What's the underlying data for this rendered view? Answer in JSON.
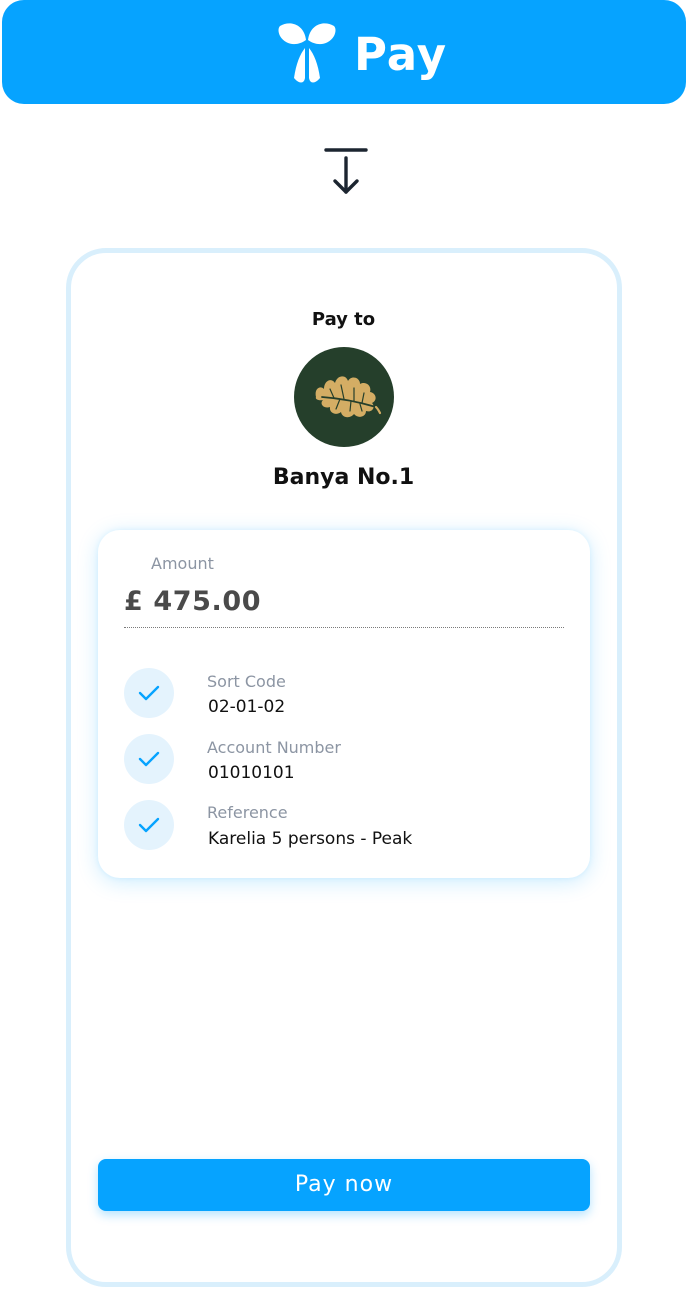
{
  "header": {
    "brand_name": "Pay",
    "logo_icon": "split-y-logo-icon",
    "brand_color": "#06a3ff"
  },
  "arrow": {
    "icon": "arrow-down-to-line-icon"
  },
  "merchant": {
    "pay_to_label": "Pay to",
    "name": "Banya No.1",
    "avatar_icon": "oak-leaf-icon",
    "avatar_color": "#253f2b",
    "leaf_color": "#d4ad64"
  },
  "payment": {
    "amount_label": "Amount",
    "amount_value": "£ 475.00",
    "details": [
      {
        "label": "Sort Code",
        "value": "02-01-02",
        "status_icon": "checkmark-icon"
      },
      {
        "label": "Account Number",
        "value": "01010101",
        "status_icon": "checkmark-icon"
      },
      {
        "label": "Reference",
        "value": "Karelia 5 persons - Peak",
        "status_icon": "checkmark-icon"
      }
    ]
  },
  "actions": {
    "pay_now_label": "Pay now"
  }
}
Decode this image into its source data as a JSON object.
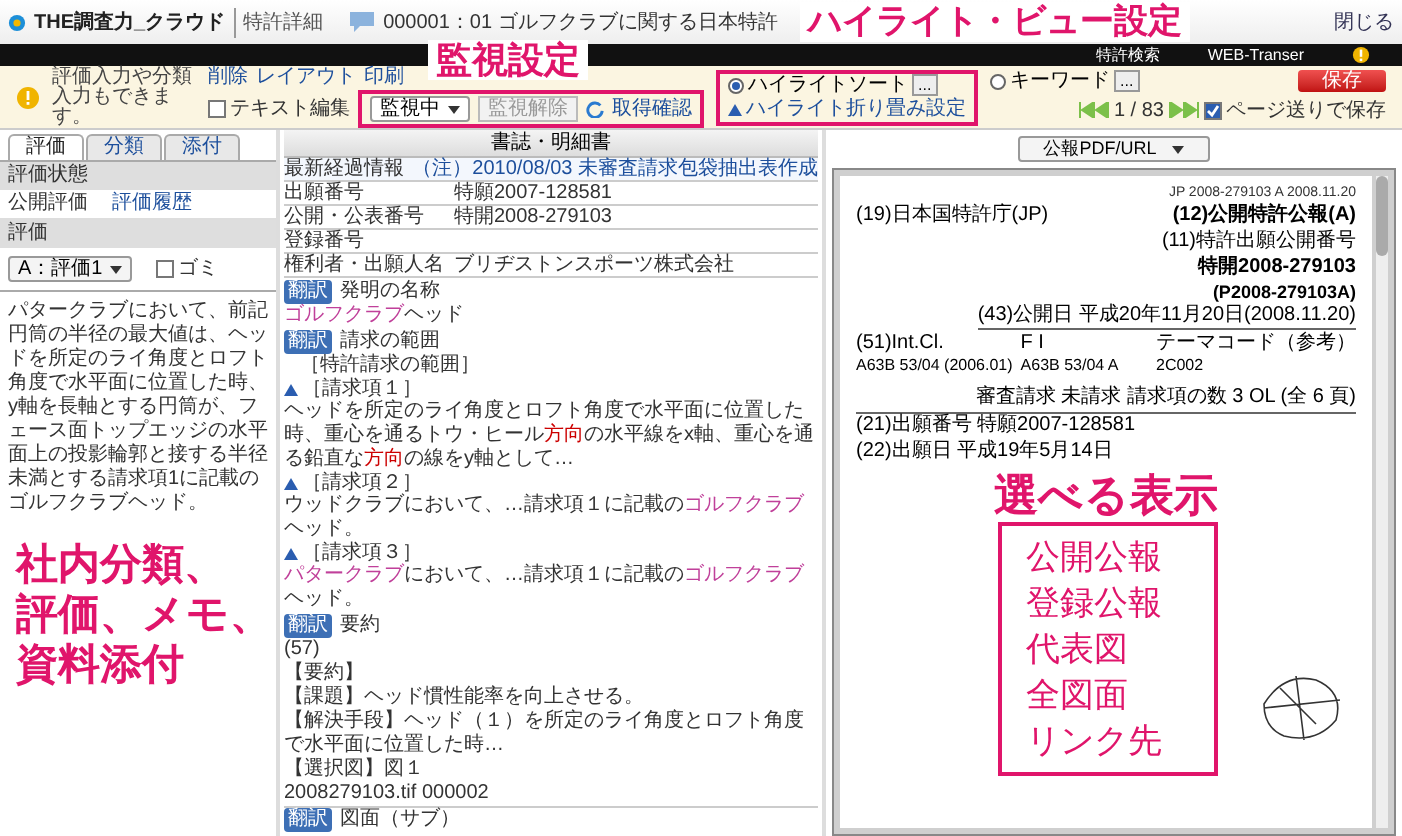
{
  "header": {
    "logo": "THE調査力_クラウド",
    "page_title": "特許詳細",
    "document": "000001：01 ゴルフクラブに関する日本特許",
    "close": "閉じる"
  },
  "nav_bar": {
    "items": [
      "特許検索",
      "WEB-Transer"
    ]
  },
  "toolbar": {
    "message": "評価入力や分類入力もできます。",
    "actions": [
      "削除",
      "レイアウト",
      "印刷"
    ],
    "text_edit": {
      "label": "テキスト編集",
      "checked": false
    },
    "watch_select": "監視中",
    "watch_cancel": {
      "label": "監視解除",
      "disabled": true
    },
    "fetch_check": "取得確認",
    "highlight_options": [
      {
        "label": "ハイライトソート",
        "selected": true,
        "button": "..."
      },
      {
        "label": "キーワード",
        "selected": false,
        "button": "..."
      }
    ],
    "fold_setting": "ハイライト折り畳み設定",
    "save_button": "保存",
    "pager": "1 / 83",
    "save_on_page": {
      "label": "ページ送りで保存",
      "checked": true
    }
  },
  "callout_watch": {
    "title": "監視設定"
  },
  "callout_highlight": {
    "title": "ハイライト・ビュー設定"
  },
  "left_panel": {
    "tabs": [
      {
        "label": "評価",
        "selected": true
      },
      {
        "label": "分類",
        "selected": false
      },
      {
        "label": "添付",
        "selected": false
      }
    ],
    "status_heading": "評価状態",
    "status_row": {
      "label": "公開評価",
      "link": "評価履歴"
    },
    "rating_heading": "評価",
    "rating_select": "A：評価1",
    "trash": {
      "label": "ゴミ",
      "checked": false
    },
    "memo": "パタークラブにおいて、前記円筒の半径の最大値は、ヘッドを所定のライ角度とロフト角度で水平面に位置した時、y軸を長軸とする円筒が、フェース面トップエッジの水平面上の投影輪郭と接する半径未満とする請求項1に記載のゴルフクラブヘッド。",
    "callout": {
      "lines": [
        "社内分類、",
        "評価、メモ、",
        "資料添付"
      ]
    }
  },
  "middle_panel": {
    "title": "書誌・明細書",
    "rows": [
      {
        "label": "最新経過情報",
        "value": "（注）2010/08/03 未審査請求包袋抽出表作成",
        "link": true
      },
      {
        "label": "出願番号",
        "value": "特願2007-128581",
        "link": false
      },
      {
        "label": "公開・公表番号",
        "value": "特開2008-279103",
        "link": false
      },
      {
        "label": "登録番号",
        "value": "",
        "link": false
      },
      {
        "label": "権利者・出願人名",
        "value": "ブリヂストンスポーツ株式会社",
        "link": false
      }
    ],
    "title_section": {
      "translate": "翻訳",
      "heading": "発明の名称",
      "parts": [
        {
          "text": "ゴルフクラブ",
          "color": "#c0409a"
        },
        {
          "text": "ヘッド"
        }
      ]
    },
    "claims_section": {
      "translate": "翻訳",
      "heading": "請求の範囲",
      "intro": "［特許請求の範囲］",
      "claims": [
        {
          "label": "［請求項１］",
          "parts": [
            {
              "text": "ヘッドを所定のライ角度とロフト角度で水平面に位置した時、重心を通るトウ・ヒール"
            },
            {
              "text": "方向",
              "color": "#cc0000"
            },
            {
              "text": "の水平線をx軸、重心を通る鉛直な"
            },
            {
              "text": "方向",
              "color": "#cc0000"
            },
            {
              "text": "の線をy軸として…"
            }
          ]
        },
        {
          "label": "［請求項２］",
          "parts": [
            {
              "text": "ウッドクラブにおいて、…請求項１に記載の"
            },
            {
              "text": "ゴルフクラブ",
              "color": "#c0409a"
            },
            {
              "text": "ヘッド。"
            }
          ]
        },
        {
          "label": "［請求項３］",
          "parts": [
            {
              "text": "パタークラブ",
              "color": "#c0409a"
            },
            {
              "text": "において、…請求項１に記載の"
            },
            {
              "text": "ゴルフクラブ",
              "color": "#c0409a"
            },
            {
              "text": "ヘッド。"
            }
          ]
        }
      ]
    },
    "abstract_section": {
      "translate": "翻訳",
      "heading": "要約",
      "lines": [
        {
          "parts": [
            {
              "text": "(57)"
            }
          ]
        },
        {
          "parts": [
            {
              "text": "【要約】"
            }
          ]
        },
        {
          "parts": [
            {
              "text": "【課題】ヘッド慣性能率を向上させる。"
            }
          ]
        },
        {
          "parts": [
            {
              "text": "【解決手段】ヘッド（１）を所定のライ角度とロフト角度で水平面に位置した時…"
            }
          ]
        },
        {
          "parts": [
            {
              "text": "【選択図】図１"
            }
          ]
        },
        {
          "parts": [
            {
              "text": "2008279103.tif 000002"
            }
          ]
        }
      ]
    },
    "drawings_section": {
      "translate": "翻訳",
      "heading": "図面（サブ）"
    }
  },
  "right_panel": {
    "view_select": "公報PDF/URL",
    "document": {
      "stamp": "JP 2008-279103 A 2008.11.20",
      "office": "(19)日本国特許庁(JP)",
      "kind": "(12)公開特許公報(A)",
      "number_label": "(11)特許出願公開番号",
      "number": "特開2008-279103",
      "number_alt": "(P2008-279103A)",
      "published": "(43)公開日 平成20年11月20日(2008.11.20)",
      "class_columns": [
        "(51)Int.Cl.",
        "F I",
        "テーマコード（参考）"
      ],
      "class_values": [
        "A63B 53/04 (2006.01)",
        "A63B 53/04 A",
        "2C002"
      ],
      "exam": "審査請求 未請求 請求項の数 3 OL (全 6 頁)",
      "app_no": "(21)出願番号 特願2007-128581",
      "app_date": "(22)出願日 平成19年5月14日"
    },
    "callout": {
      "title": "選べる表示",
      "items": [
        "公開公報",
        "登録公報",
        "代表図",
        "全図面",
        "リンク先"
      ]
    }
  }
}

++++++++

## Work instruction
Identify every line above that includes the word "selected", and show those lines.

## Answer to this exercise
        "selected": true,
        "selected": false,
        "selected": true
        "selected": false
        "selected": false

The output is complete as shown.